Newsy (Oct. 22, 2014) The World Health Organizations says TB numbers rose in 2013, but it's partly due to better detection and more survivors. Video provided by Newsy
Powered by NewsLook.com

Search ScienceDaily

Number of stories in archives: 140,361

Find with keyword(s):
Enter a keyword or phrase to search ScienceDaily for related topics and research stories.

Save/Print:
Share:

Breaking News:

Strange & Offbeat Stories


Health & Medicine

Mind & Brain

Living & Well

In Other News

... from NewsDaily.com

Science News

Health News

Environment News

Technology News



Save/Print:
Share:

Free Subscriptions


Get the latest science news with ScienceDaily's free email newsletters, updated daily and weekly. Or view hourly updated newsfeeds in your RSS reader:

Get Social & Mobile


Keep up to date with the latest news from ScienceDaily via social networks and mobile apps:

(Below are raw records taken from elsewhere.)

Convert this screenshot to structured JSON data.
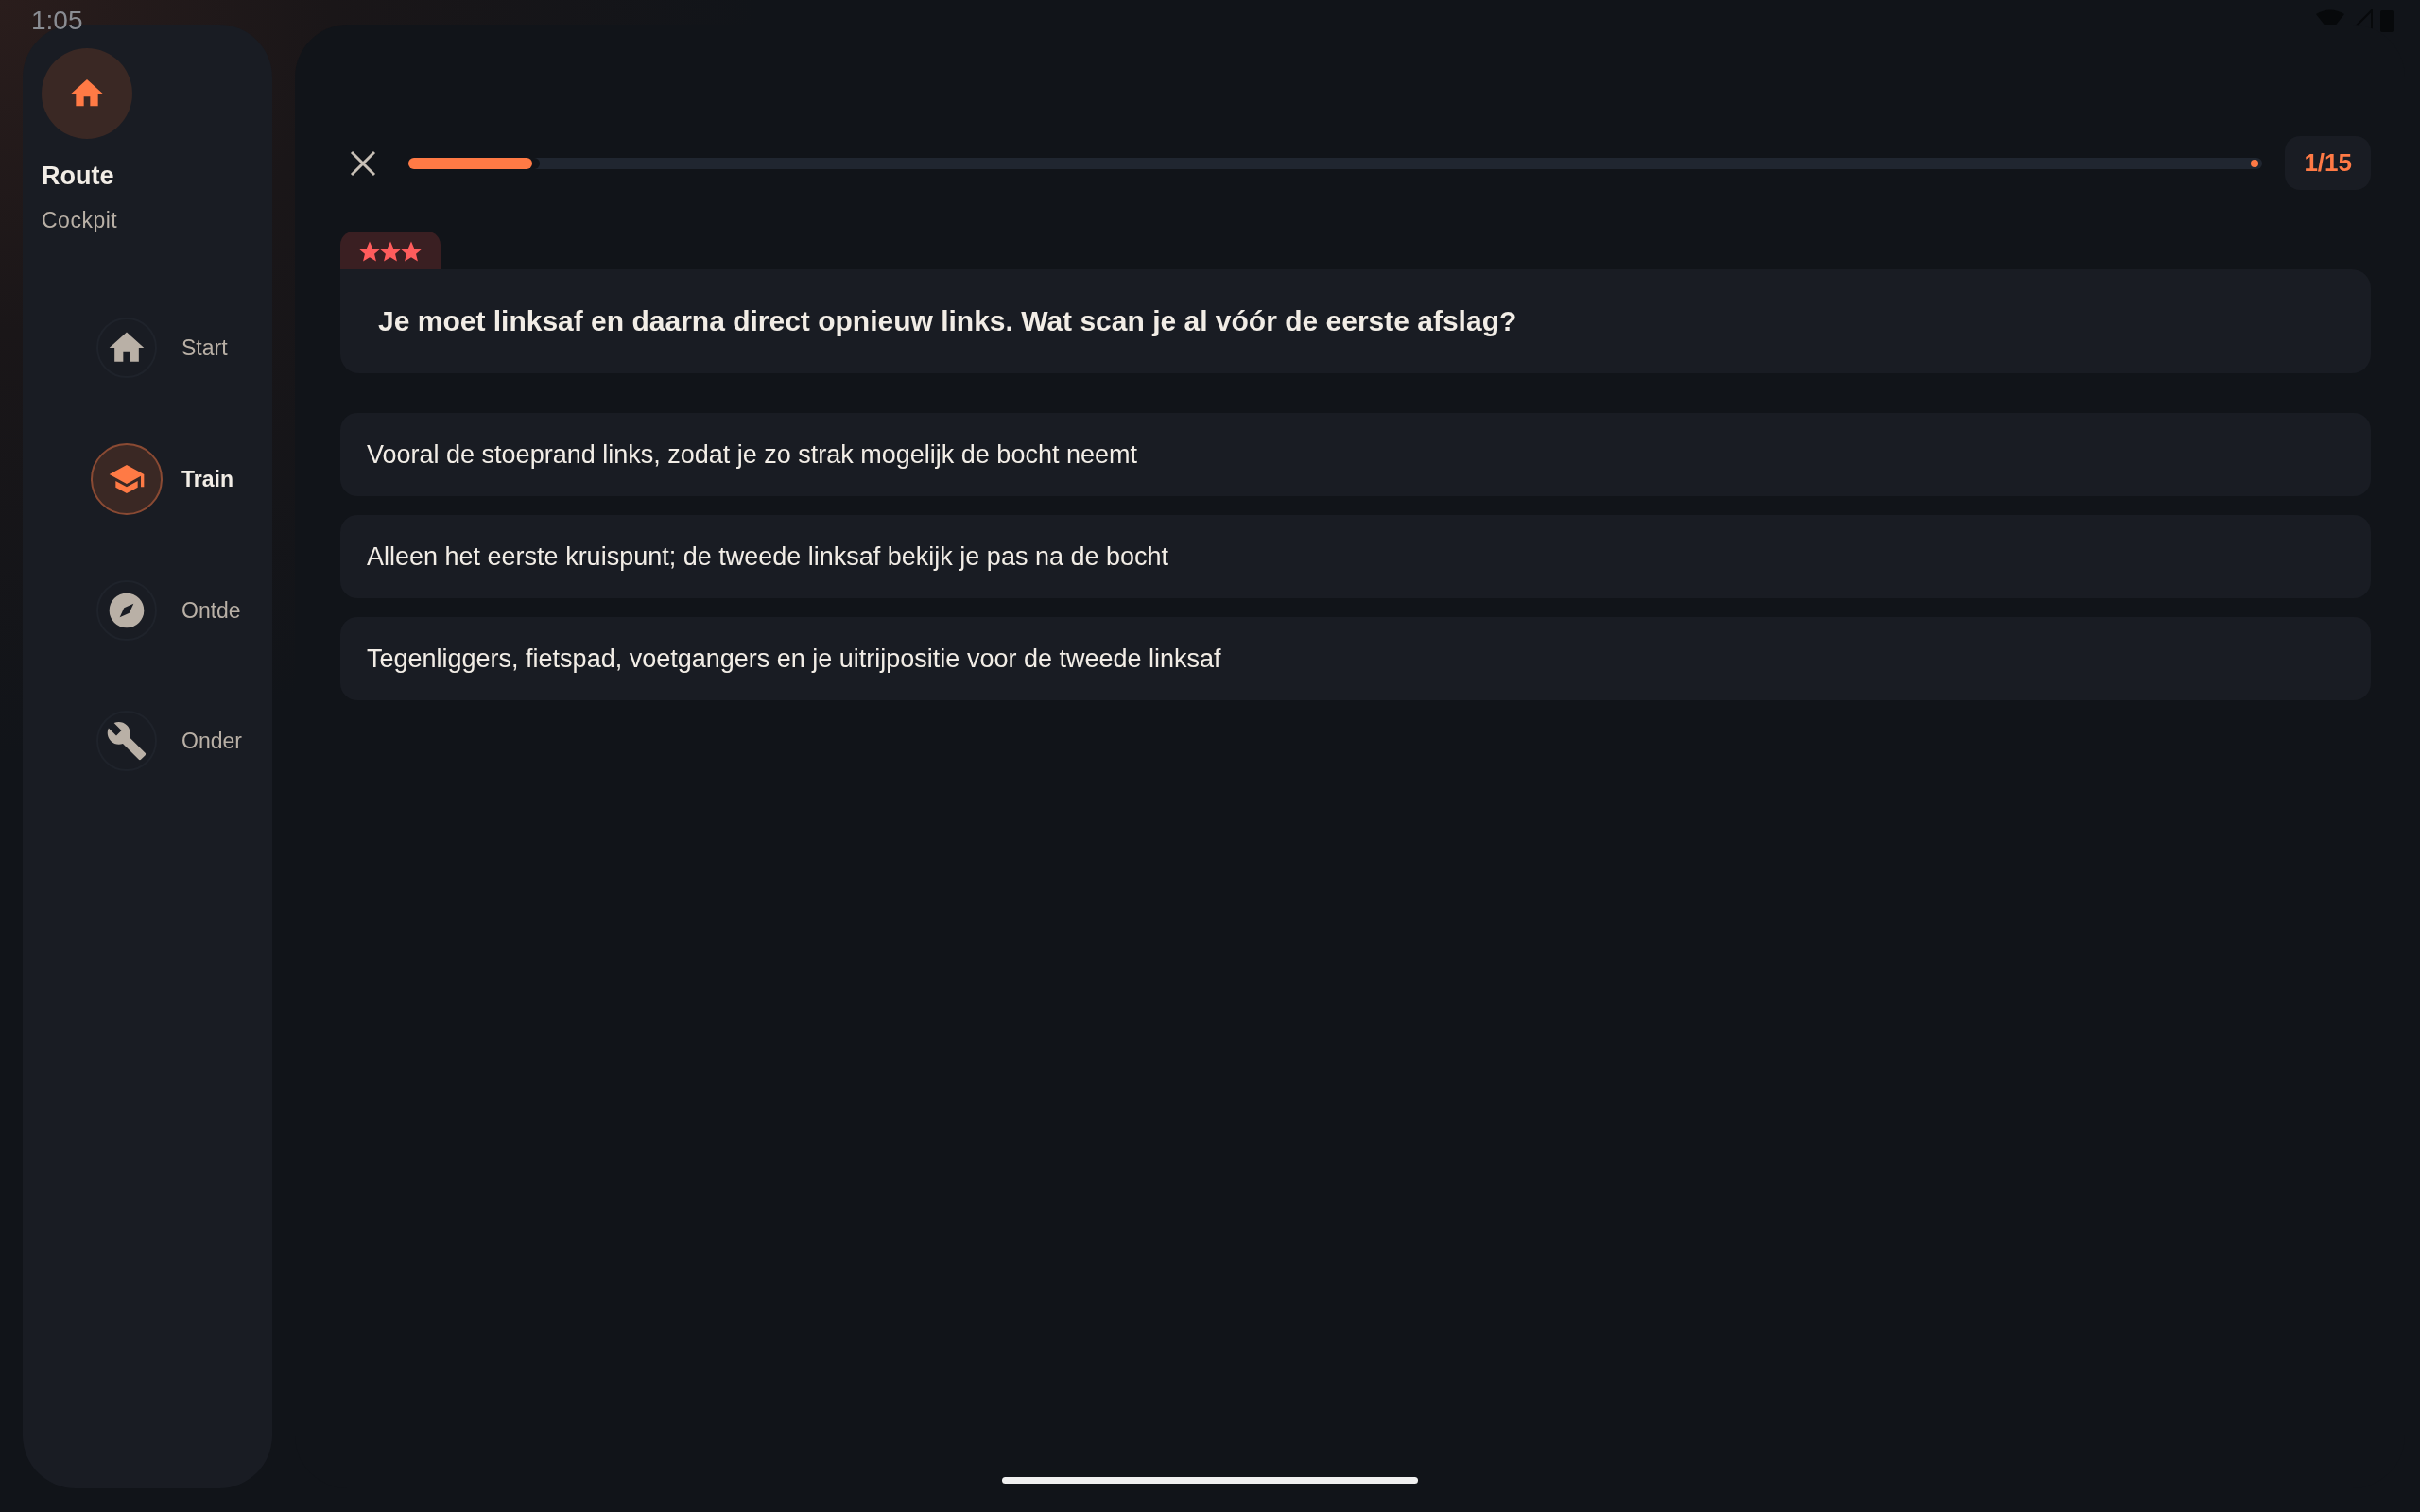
{
  "status_bar": {
    "time": "1:05"
  },
  "sidebar": {
    "app_title": "Route",
    "app_subtitle": "Cockpit",
    "items": [
      {
        "label": "Start",
        "selected": false
      },
      {
        "label": "Train",
        "selected": true
      },
      {
        "label": "Ontde",
        "selected": false
      },
      {
        "label": "Onder",
        "selected": false
      }
    ]
  },
  "quiz": {
    "progress": {
      "level": 0.067
    },
    "counter": "1/15",
    "difficulty": {
      "stars": 3
    },
    "question": "Je moet linksaf en daarna direct opnieuw links. Wat scan je al vóór de eerste afslag?",
    "answers": [
      {
        "text": "Vooral de stoeprand links, zodat je zo strak mogelijk de bocht neemt",
        "selected": false
      },
      {
        "text": "Alleen het eerste kruispunt; de tweede linksaf bekijk je pas na de bocht",
        "selected": false
      },
      {
        "text": "Tegenliggers, fietspad, voetgangers en je uitrijpositie voor de tweede linksaf",
        "selected": false
      }
    ]
  }
}
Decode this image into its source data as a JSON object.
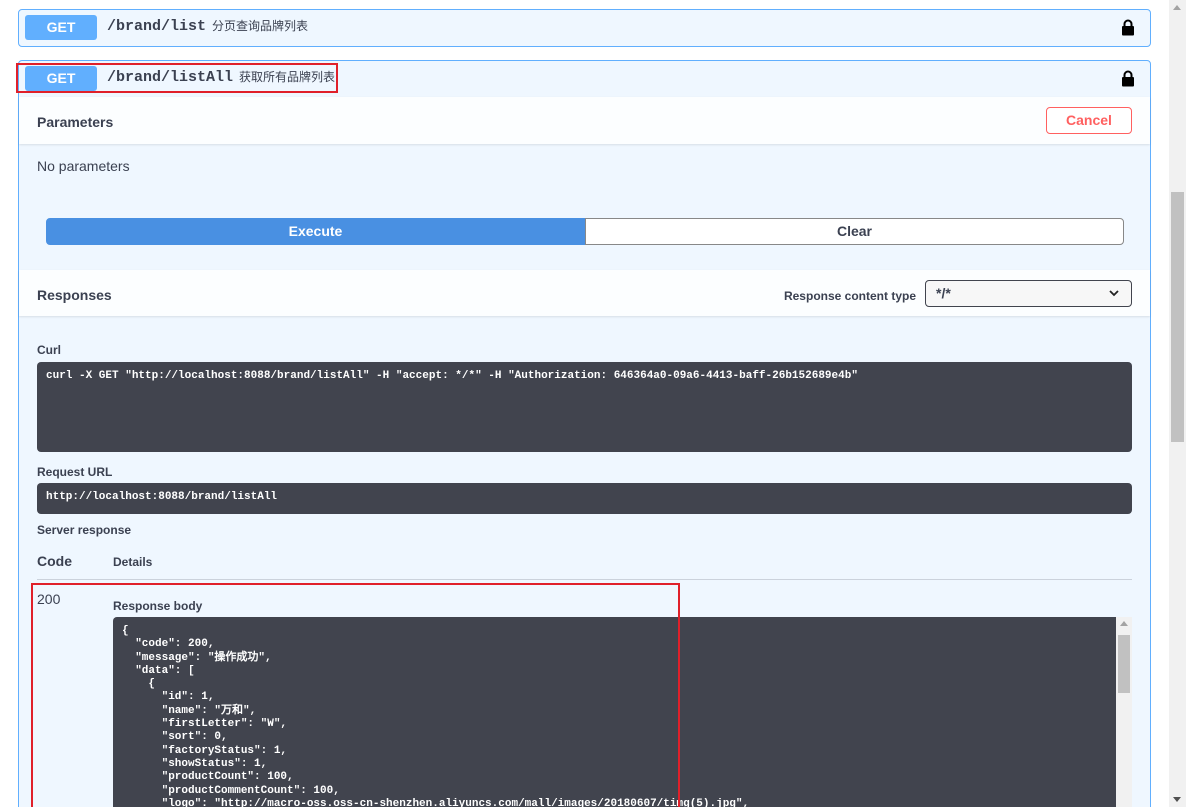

Have Feedback?


Tell us what you think of ScienceDaily -- we welcome both positive and negative comments. Have any problems using the site? Questions?
Mobile: iPhone Android Web
Follow: Facebook Twitter Google+
Subscribe: RSS Feeds Email Newsletters
Latest Headlines Health & Medicine Mind & Brain Space & Time Matter & Energy Computers & Math Plants & Animals Earth & Climate Fossils & Ruins